5 ways to stop your pup from chewing everything

Chewing is a natural canine behavior, but that doesn’t mean your furniture is fair game. Spare your belongings with these tried and tested tricks.

Create a routine and stick to it

Canines are creatures of habit. Read any resource on dog training and you’ll find a common theme: the importance of the daily routine.

Your dog’s routine should include established times for:

  • potty breaks
  • reward training
  • physical exercise and play
  • socializing with other dogs and people

When creating your dog’s routine, it’s important to consider your dog’s energy level. Dogs require as little as thirty minutes to as much as three hours of physical activity per day, depending on their size and breed.

And remember, variety is the spice of life, so be sure to change up your dog’s exercise regimen now and then to prevent boredom and restlessness. However, creating a varied routine is a lot easier said than done for dog owners who work full-time or don’t have a spacious yard where their dog can play. 

If you’re stuck, look into dog walking services near you. On-demand dog walkers can fit your pup’s physical exercise needs into your busy schedule. After all, most destructive chewing occurs when the owner isn’t home!

Turn destructive chewing into constructive chewing

Chew toys, dental chews, and puzzle toys are excellent outlets for your dog’s chewing habit. However, if your dog is a medium-sized or large breed, never leave them home alone with a tennis ball, rawhide bone, or any other toy which can become lodged in their throats. Always supervise your dog while they’re playing with a chew toy when possible.

“Puppy-proof” your home

There’s a reason we call our dogs “fur-babies” — puppies and infants share a lot of the same behaviors! They tend to use all five senses, especially taste, to investigate their surroundings. 

It’s important to “puppy-proof” your home, not just to protect your belongings, but also to keep your pup safe when you’re not around. Here are a few ideas:

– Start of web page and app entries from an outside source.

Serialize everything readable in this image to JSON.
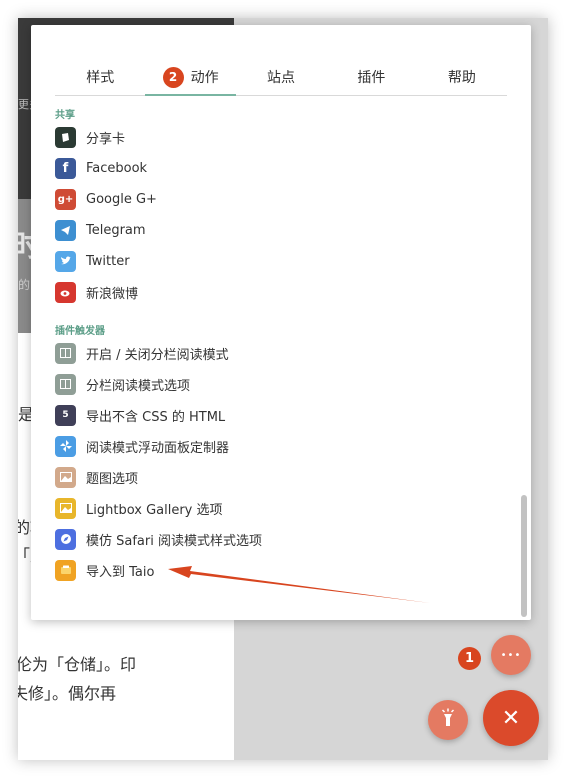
{
  "tabs": [
    {
      "label": "样式"
    },
    {
      "label": "动作",
      "badge": "2"
    },
    {
      "label": "站点"
    },
    {
      "label": "插件"
    },
    {
      "label": "帮助"
    }
  ],
  "share": {
    "title": "共享",
    "items": [
      {
        "label": "分享卡",
        "icon": "share-card-icon",
        "color": "#2b3a33"
      },
      {
        "label": "Facebook",
        "icon": "facebook-icon",
        "color": "#3b5998"
      },
      {
        "label": "Google G+",
        "icon": "google-plus-icon",
        "color": "#cf4b35"
      },
      {
        "label": "Telegram",
        "icon": "telegram-icon",
        "color": "#3d8fd1"
      },
      {
        "label": "Twitter",
        "icon": "twitter-icon",
        "color": "#55a7e8"
      },
      {
        "label": "新浪微博",
        "icon": "weibo-icon",
        "color": "#d6372f"
      }
    ]
  },
  "triggers": {
    "title": "插件触发器",
    "items": [
      {
        "label": "开启 / 关闭分栏阅读模式",
        "icon": "columns-icon",
        "color": "#8f9e96"
      },
      {
        "label": "分栏阅读模式选项",
        "icon": "columns-options-icon",
        "color": "#8f9e96"
      },
      {
        "label": "导出不含 CSS 的 HTML",
        "icon": "html5-icon",
        "color": "#3f3f58"
      },
      {
        "label": "阅读模式浮动面板定制器",
        "icon": "pinwheel-icon",
        "color": "#4b9de4"
      },
      {
        "label": "题图选项",
        "icon": "cover-image-icon",
        "color": "#d2a98b"
      },
      {
        "label": "Lightbox Gallery 选项",
        "icon": "gallery-icon",
        "color": "#e8b62b"
      },
      {
        "label": "模仿 Safari 阅读模式样式选项",
        "icon": "compass-icon",
        "color": "#4d6fe0"
      },
      {
        "label": "导入到 Taio",
        "icon": "taio-icon",
        "color": "#f0a323"
      }
    ]
  },
  "fabs": {
    "more_badge": "1",
    "more_label": "•••",
    "close_label": "✕"
  },
  "background": {
    "texts": [
      "更多",
      "时",
      "的",
      "是",
      "的巧",
      "「广",
      "伦为「仓储」。印",
      "失修」。偶尔再"
    ]
  },
  "colors": {
    "accent": "#79b5a2",
    "badge": "#d8451f",
    "fab_red": "#db4a2b",
    "fab_light": "#e47a62"
  }
}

  • Use a lid for garbage cans.
  • Put shoes out of sight, preferably in a closet.
  • Keep all kitchen counters clean and free of food.
  • Tack electrical cords to baseboards or secure them out of your dog’s reach.
  • Set up baby gates or keep doors closed to restrict certain areas of the home.

Create a designated digging zone

If you have a big yard, set up a doggy digging zone where your pup can burn some of their endless energy. Use bricks or wood planks to mark the perimeter of the zone, and be sure to redirect your dog to their special spot if they try to dig elsewhere.

When all else fails, use a deterrent

If your pup is particularly stubborn about giving up their chewing habit, try spraying a foul-tasting deterrent — like bitter apple or lemon spray — onto your furniture. This tip comes from the late Dawn Sylvia-Stasiewicz, a household name in the dog training world who worked with Barack Obama and Ted Kennedy.

 

Many big-box pet stores carry anti-chewing sprays — just make sure to test whatever product you choose to make sure it doesn’t stain your furniture.

Some dog owners advise using hot sauce or cayenne pepper. However, not only will these spicy foods stain fabrics, but they can also upset your dog’s tummy.

 

One last thing: never punish your dog for destructive chewing

After discovering that your pup has chewed something they shouldn’t, you may be tempted to punish them in some way. 

However, research shows that “negative reinforcement” — including hitting, yelling, locking your dog in their crate, or using other methods such as a shock collar — only increases fear, anxiety, and aggression.

Never hit, yell, or use negative reinforcement to punish your dog. To be an effective leader, you must remain calm, but firm, in your training at all times. Besides, it’s hard to stay mad at your adorable doggo for long — even if they did try to eat your favorite shoes!

 

If you’re feeling sick to the teeth (pun totally intended) of your dog’s chewing habit, don’t fret. To figure out how to stop your pup from chewing everything, you’ll first need to establish the reason behind the behavior. The culprit is almost always boredom. If you make the effort to provide plenty of physical and mental stimulation for your dog each day, the problem will solve itself!